This made a lot of sense to me. It’s not that everyone who is really excellent in a field of endeavor is a bad teacher.

It’s that teaching is a separate skill that involves communicating how to do something. Many experts don’t know how they do it. The whole field of Neuro-Linguistic Programming (NLP) came about because of this. It started with modeling excellence in people who had no idea how they did what they did so well.

A good teacher, besides knowing her stuff, is also good at tuning into the learner’s current level, putting herself in the student’s shoes, and discerning what the best next step is in terms of developing mastery.

The Japanese word shoshin means beginner’s mind.

In the beginner’s mind there are many possibilities, in the expert’s mind there are few. ~ Shunryu Suzuki

 

How to make real, lasting, and meaningful changes

I’ve recommended a very good book to several people recently and thought I’d blog about it as well. My peeps were either frustrated with their own failure to make a desired change in their lives, or they were helping professionals frustrated that their patients/clients were not making the changes they recommended.

The book is called Changing for Good: A Revolutionary Six-Stage Program for Overcoming Bad Habits and Moving Your Life Positively Forward. It has three authors — James Prochaska, John Norcross, and Carlo DiClemente, all Ph.D. psychology professors who did extensive research on the process of change. They modeled people who had successfully quit addictive and other problem behaviors (drinking, smoking, overeating, procrastinating, and many more).

Through this research, they discovered that successful change has six stages:

  1. Pre-contemplation (denial, ignorance, excuses, distancing, projection, blaming others)
  2. Contemplation (taking the problem behavior seriously, understanding consequences)
  3. Preparation (committing, setting a time frame, making a plan, telling people)
  4. Action (making the change, finding healthy ways to cope)
  5. Maintenance (staying motivated, encountering and weathering crises)
  6. Termination (no temptation, new identity)

The book goes into each stage in detail with tips on what you can do when you encounter problems or get stuck.

Since we all generalize, delete, and distort in our maps of reality, I can pretty much guarantee that this book will contain something you didn’t know enough about, never thought of before, or misunderstood about making a desired change.

The beauty is that you can take any change that you’ve tried to make but did not succeed at, identify the step where you fell down, get a better understanding of what it takes to succeed at that step, and come up with some better strategies and behaviors.

For instance, if you or a client has quit smoking numerous times but failed to “stay quit,” you know you or they need help with preparation and maintenance. Some years ago, this book helped me finally “stay quit” after quitting many times, and I’m no longer tempted at all. I prepared differently and put more emphasis on the importance of maintenance rather than action.
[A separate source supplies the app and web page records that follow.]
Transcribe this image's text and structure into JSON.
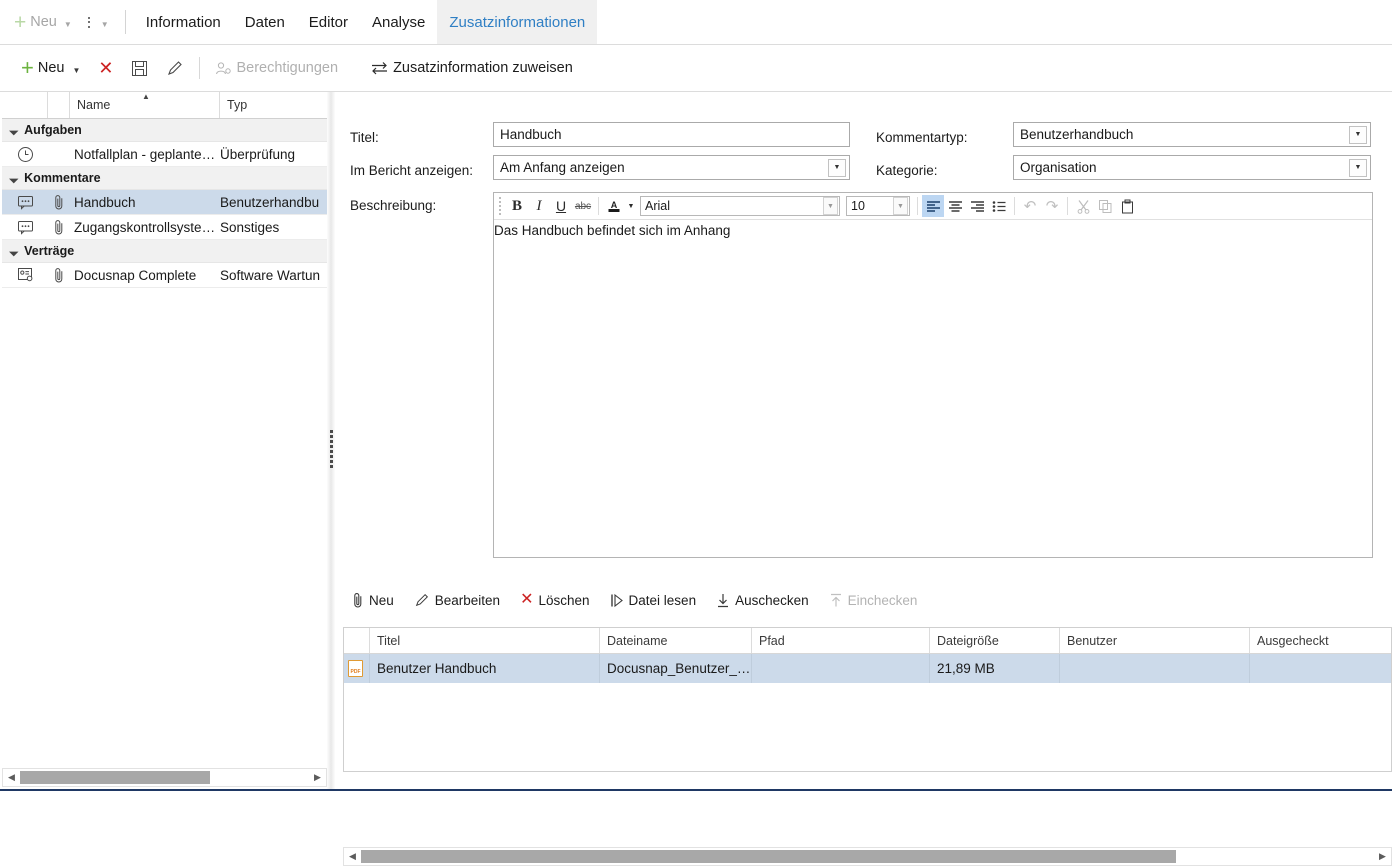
{
  "tabbar": {
    "new_label": "Neu",
    "new_icon": "plus-icon",
    "caret_icon": "chevron-down-icon",
    "overflow_icon": "vertical-dots-icon",
    "overflow_caret_icon": "chevron-down-icon",
    "tabs": [
      {
        "label": "Information",
        "active": false
      },
      {
        "label": "Daten",
        "active": false
      },
      {
        "label": "Editor",
        "active": false
      },
      {
        "label": "Analyse",
        "active": false
      },
      {
        "label": "Zusatzinformationen",
        "active": true
      }
    ],
    "active_tab_color": "#2f7fc4"
  },
  "cmdbar": {
    "items": [
      {
        "label": "Neu",
        "icon": "plus-icon",
        "disabled": false,
        "has_caret": true
      },
      {
        "label": "",
        "icon": "delete-x-icon",
        "disabled": false,
        "has_caret": false
      },
      {
        "label": "",
        "icon": "save-floppy-icon",
        "disabled": false,
        "has_caret": false
      },
      {
        "label": "",
        "icon": "edit-pencil-icon",
        "disabled": false,
        "has_caret": false
      },
      {
        "label": "Berechtigungen",
        "icon": "permissions-user-icon",
        "disabled": true,
        "has_caret": false
      },
      {
        "label": "Zusatzinformation zuweisen",
        "icon": "assign-arrows-icon",
        "disabled": false,
        "has_caret": false
      }
    ]
  },
  "tree": {
    "columns": [
      "",
      "",
      "Name",
      "Typ"
    ],
    "sort_indicator": "ascending-triangle-icon",
    "groups": [
      {
        "label": "Aufgaben",
        "rows": [
          {
            "icon": "clock-icon",
            "attachment": false,
            "name": "Notfallplan - geplante…",
            "typ": "Überprüfung",
            "selected": false
          }
        ]
      },
      {
        "label": "Kommentare",
        "rows": [
          {
            "icon": "comment-icon",
            "attachment": true,
            "name": "Handbuch",
            "typ": "Benutzerhandbu",
            "selected": true
          },
          {
            "icon": "comment-icon",
            "attachment": true,
            "name": "Zugangskontrollsyste…",
            "typ": "Sonstiges",
            "selected": false
          }
        ]
      },
      {
        "label": "Verträge",
        "rows": [
          {
            "icon": "contract-icon",
            "attachment": true,
            "name": "Docusnap Complete",
            "typ": "Software Wartun",
            "selected": false
          }
        ]
      }
    ],
    "hscroll": {
      "left_arrow": "triangle-left-icon",
      "right_arrow": "triangle-right-icon"
    }
  },
  "form": {
    "titel_label": "Titel:",
    "titel_value": "Handbuch",
    "bericht_label": "Im Bericht anzeigen:",
    "bericht_value": "Am Anfang anzeigen",
    "beschreibung_label": "Beschreibung:",
    "kommentartyp_label": "Kommentartyp:",
    "kommentartyp_value": "Benutzerhandbuch",
    "kategorie_label": "Kategorie:",
    "kategorie_value": "Organisation",
    "dropdown_icon": "chevron-down-icon"
  },
  "editor": {
    "font_name": "Arial",
    "font_size": "10",
    "body_text": "Das Handbuch befindet sich im Anhang",
    "buttons": [
      {
        "name": "bold-icon",
        "glyph": "B",
        "state": "normal"
      },
      {
        "name": "italic-icon",
        "glyph": "I",
        "state": "normal"
      },
      {
        "name": "underline-icon",
        "glyph": "U",
        "state": "normal"
      },
      {
        "name": "strikethrough-icon",
        "glyph": "abc",
        "state": "normal"
      },
      {
        "name": "font-color-icon",
        "glyph": "A",
        "state": "normal"
      },
      {
        "name": "align-left-icon",
        "glyph": "",
        "state": "active"
      },
      {
        "name": "align-center-icon",
        "glyph": "",
        "state": "normal"
      },
      {
        "name": "align-right-icon",
        "glyph": "",
        "state": "normal"
      },
      {
        "name": "bullet-list-icon",
        "glyph": "",
        "state": "normal"
      },
      {
        "name": "undo-icon",
        "glyph": "↶",
        "state": "disabled"
      },
      {
        "name": "redo-icon",
        "glyph": "↷",
        "state": "disabled"
      },
      {
        "name": "cut-icon",
        "glyph": "✂",
        "state": "disabled"
      },
      {
        "name": "copy-icon",
        "glyph": "",
        "state": "disabled"
      },
      {
        "name": "paste-icon",
        "glyph": "",
        "state": "normal"
      }
    ]
  },
  "attachment_toolbar": {
    "items": [
      {
        "label": "Neu",
        "icon": "paperclip-icon",
        "disabled": false
      },
      {
        "label": "Bearbeiten",
        "icon": "edit-pencil-icon",
        "disabled": false
      },
      {
        "label": "Löschen",
        "icon": "delete-x-icon",
        "disabled": false
      },
      {
        "label": "Datei lesen",
        "icon": "read-file-icon",
        "disabled": false
      },
      {
        "label": "Auschecken",
        "icon": "check-out-down-icon",
        "disabled": false
      },
      {
        "label": "Einchecken",
        "icon": "check-in-up-icon",
        "disabled": true
      }
    ]
  },
  "attachment_grid": {
    "columns": [
      "",
      "Titel",
      "Dateiname",
      "Pfad",
      "Dateigröße",
      "Benutzer",
      "Ausgecheckt"
    ],
    "rows": [
      {
        "icon": "pdf-file-icon",
        "titel": "Benutzer Handbuch",
        "dateiname": "Docusnap_Benutzer_…",
        "pfad": "",
        "dateigroesse": "21,89 MB",
        "benutzer": "",
        "ausgecheckt": "",
        "selected": true
      }
    ],
    "hscroll": {
      "left_arrow": "triangle-left-icon",
      "right_arrow": "triangle-right-icon"
    }
  },
  "colors": {
    "accent_blue": "#2f7fc4",
    "selection": "#ccdaea",
    "green": "#6cb33f",
    "red": "#cc2222",
    "pdf_orange": "#e07b1a",
    "status_bar": "#1f3864"
  }
}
The National Cancer Institute found this program more than twice as effective as standard quit-smoking programs for 18 months. The National Association for Drug Abuse and Weight Watchers (or so I’ve heard) now also use this process.

Here’s my favorite customer review from Amazon.com:

It worked, I think. 
I still haven’t finished the book, but I decided to quit drinking and that was four months ago. Did it work? I dunno, but it sure is worth what I paid for the book.

It’s important to note that although the process has six stages, it is seldom linear. People recycle stages and may spiral through all the stages several times before being successful.

It’s also important to point out that you can use this to improve your game, be it golf, tennis, or surfing.

This book can really be helpful to frustrated change agents — therapists, coaches, health care providers. If you can identify where a client or patient is in their change process, you can actually address their needs much more effectively than just by recommending a change to them. They probably already know they “need to” change. Is it information they lack? Motivation? Support? Do they have problems with self-talk? Avoiding temptation?

Ask them about past changes they’ve made, and assess where they are on making this change. You can intervene more effectively if you know where they are stuck.

As my friend Glenda said recently,

I’ve worked hard at attracting and hanging onto heavy energy.

Now that’s someone in the contemplation stage. She’s getting motivated to experience something else.